═══ Data to examine ═══

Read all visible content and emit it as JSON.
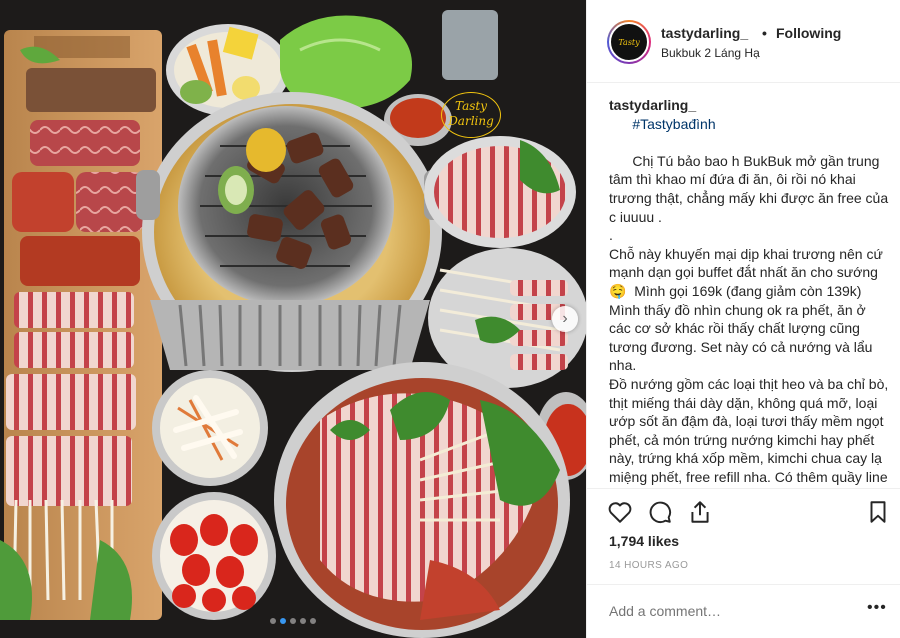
{
  "post": {
    "username": "tastydarling_",
    "follow_separator": "•",
    "follow_status": "Following",
    "location": "Bukbuk 2 Láng Hạ",
    "watermark": "Tasty Darling",
    "caption": {
      "user": "tastydarling_",
      "hashtag": "#Tastybađình",
      "text": "Chị Tú bảo bao h BukBuk mở gần trung tâm thì khao mí đứa đi ăn, ôi rồi nó khai trương thật, chẳng mấy khi được ăn free của c iuuuu .\n.\nChỗ này khuyến mại dịp khai trương nên cứ mạnh dạn gọi buffet đắt nhất ăn cho sướng 🤤  Mình gọi 169k (đang giảm còn 139k) Mình thấy đồ nhìn chung ok ra phết, ăn ở các cơ sở khác rồi thấy chất lượng cũng tương đương. Set này có cả nướng và lẩu nha.\nĐồ nướng gồm các loại thịt heo và ba chỉ bò, thịt miếng thái dày dặn, không quá mỡ, loại ướp sốt ăn đậm đà, loại tươi thấy mềm ngọt phết, cả món trứng nướng kimchi hay phết này, trứng khá xốp mềm, kimchi chua cay lạ miệng phết, free refill nha. Có thêm quầy line panchan và rau củ cho khách chủ động lấy"
    },
    "likes": "1,794 likes",
    "timestamp": "14 HOURS AGO",
    "comment_placeholder": "Add a comment…",
    "more_label": "•••",
    "carousel": {
      "slide_count": 5,
      "active_index": 1
    }
  },
  "icons": {
    "like": "heart-icon",
    "comment": "comment-icon",
    "share": "share-icon",
    "save": "bookmark-icon",
    "next": "chevron-right-icon"
  },
  "colors": {
    "link": "#003569",
    "muted": "#999999",
    "active_dot": "#3897f0",
    "border": "#efefef"
  }
}
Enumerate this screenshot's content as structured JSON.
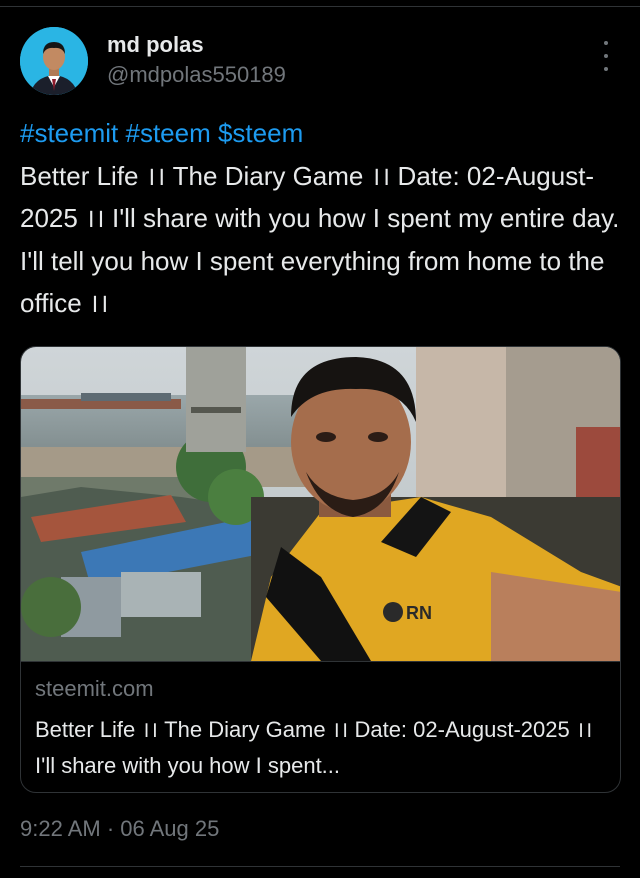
{
  "author": {
    "display_name": "md polas",
    "handle": "@mdpolas550189",
    "avatar_icon": "profile-photo"
  },
  "tweet": {
    "hashtags": "#steemit #steem $steem",
    "text": "Better Life ।। The Diary Game ।। Date: 02-August-2025 ।। I'll share with you how I spent my entire day. I'll tell you how I spent everything from home to the office ।।"
  },
  "link_card": {
    "domain": "steemit.com",
    "title": "Better Life ।। The Diary Game ।। Date: 02-August-2025 ।। I'll share with you how I spent..."
  },
  "timestamp": "9:22 AM · 06 Aug 25",
  "colors": {
    "background": "#000000",
    "link": "#1d9bf0",
    "text": "#e7e9ea",
    "muted": "#71767b",
    "border": "#2f3336"
  }
}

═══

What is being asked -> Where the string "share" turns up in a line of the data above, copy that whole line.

Answer to this task ->
    "share": "share-icon",
    "text": "Better Life ।। The Diary Game ।। Date: 02-August-2025 ।। I'll share with you how I spent my entire day. I'll tell you how I spent everything from home to the office ।।"
    "title": "Better Life ।। The Diary Game ।। Date: 02-August-2025 ।। I'll share with you how I spent..."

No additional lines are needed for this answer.